Álvaro González Calvo

Hello! Thanks for your quick response. When you tighten the strings of the guitar, the guitar neck bends and a concentracion of stresses appears in the smallest section of it. I am doing my analysis there. You can see here an example of this tipe of analysis: My problem comes when I have to check if in that section a crack appears. That´s why I asked whether a crack should appear there if the stresses are higher than the MOR. And if the MOR is not convenient for that checking, my question was if I could use any other… Read more »


If you are studying engineering, you should dig a little deeper and understand both the mechanical properties of wood, as well as the limitations and appropriate mathemetical modeling (in your case setting up FEM) To understand the meaning and limitations on the use of the “modulus of rupture” you need to read the USFPL “wood handbook.” In ship design we use the “proportional limit” for fully dry wood such as masts, and we use other values for wet wood, which was published by the the Bureau of Ships. For your use the USFPL should suffice. Go here to download the… Read more »

Christian Ademius-Kjellén

Eric, it still doesn’t make sense to me how MOE can be multiple times higher than a force that breaks the wood, MOR. According to the illustration of them both in your book, they look like they´re benchmarked exactly the same way. A wood blank supported on both sides and a force put perpendicular to the wood blank´s center. MOE bends it so you only measure the force to the point of where the wood bends, right? But how can then a force so strong bend the blank where a lower force which MOR tends to be break it? It… Read more »


which wood has highest moduls of rupture


Eric – What is the difference between the modulus of rupture vs. the Fb bending force. I have a book that lists them both.


The MOR is the stress in the wood when it physically breaks. Fb, which is the allowable bending stress, is the nominal bending stress that is used in the design equations in accordance with the NDS. There is a very large factor of safety for wood due to the variable nature of wood

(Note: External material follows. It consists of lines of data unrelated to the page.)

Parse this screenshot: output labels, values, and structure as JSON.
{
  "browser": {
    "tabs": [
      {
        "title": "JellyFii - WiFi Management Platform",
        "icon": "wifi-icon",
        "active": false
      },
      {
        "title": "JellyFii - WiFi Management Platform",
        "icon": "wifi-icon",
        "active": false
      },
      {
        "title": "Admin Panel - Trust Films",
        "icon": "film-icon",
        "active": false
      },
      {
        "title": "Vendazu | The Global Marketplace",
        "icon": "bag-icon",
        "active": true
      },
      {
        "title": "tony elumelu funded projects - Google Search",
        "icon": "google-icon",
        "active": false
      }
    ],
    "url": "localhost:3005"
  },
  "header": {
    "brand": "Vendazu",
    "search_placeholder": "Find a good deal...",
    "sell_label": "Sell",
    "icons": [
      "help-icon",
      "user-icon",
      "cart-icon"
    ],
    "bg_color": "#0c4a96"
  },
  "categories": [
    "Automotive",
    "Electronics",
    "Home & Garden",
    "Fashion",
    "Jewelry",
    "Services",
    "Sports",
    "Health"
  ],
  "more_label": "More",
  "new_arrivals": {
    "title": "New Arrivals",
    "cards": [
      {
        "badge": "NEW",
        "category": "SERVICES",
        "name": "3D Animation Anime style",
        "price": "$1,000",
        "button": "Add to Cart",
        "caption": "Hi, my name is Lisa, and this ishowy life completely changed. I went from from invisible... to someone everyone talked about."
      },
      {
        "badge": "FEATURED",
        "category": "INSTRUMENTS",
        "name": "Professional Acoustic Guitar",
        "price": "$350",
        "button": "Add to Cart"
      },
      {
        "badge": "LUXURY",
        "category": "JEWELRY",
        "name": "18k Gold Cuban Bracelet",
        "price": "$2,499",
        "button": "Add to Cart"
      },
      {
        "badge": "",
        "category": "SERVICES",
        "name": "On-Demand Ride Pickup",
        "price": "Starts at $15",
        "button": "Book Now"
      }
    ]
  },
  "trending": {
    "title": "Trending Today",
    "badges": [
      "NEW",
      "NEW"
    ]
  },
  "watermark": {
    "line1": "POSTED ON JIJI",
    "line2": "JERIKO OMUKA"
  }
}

What are the factors of safety? More specifically for bending? How would I be able to determine the allowable bending if I was only given the MOR?


Divide by about 2 to get to the proportional limit (it varies by species in actual fact), and divide by roughly 4 for a working stress for dry clear straight grained unnotched specimens.
Better yet, look it up in an appropriate handbook!


What is the size of the sample and specifics of the fulcrum points (Distance, length, shape) Also, I’m guessing that the MOR number is the highest force reached and not the force being applied at the time of rupture, is this correct?

Ernie Smith

First and foremost, thank you for compiling, formatting and sharing this data publicly. The data is incredibly useful.

Second, can you point me to some additional resources that explain how the MOR tests are done for wood? I am curious how specimens are selected, what grain direction is used, size of test pieces, sample size, etc.

Again, thank you for this wonderful resource.


Christina Foley

What is the specimen size used to determine MOR presented here. I’m assuming 20 x 20 x360 mm, can you verify?

Thank you!

student that needs help

for a school project i need to develop my own furniture but i have trouble with the MOR.
width length & depth should have impact on the amount of pascal it can withstand, but when i go to Wikipedia it says Pa = n/m^2 wich means that only depth and length have influence on the MOR
what should i do when i need to know how thick i need to make my table for more than 4 students to sit on

Para Koirala

does 0.075 makes sense for the MOR of LVL?


what is the modulus of rupture of orange tree?

Sakura Chan

so thats means the higher the MOR value, higher the wood strength. Is it sir? because I’m still confuse. Thanks for the reply.


sir, which wood has the highest modulus of rapture count and that too in Mpa?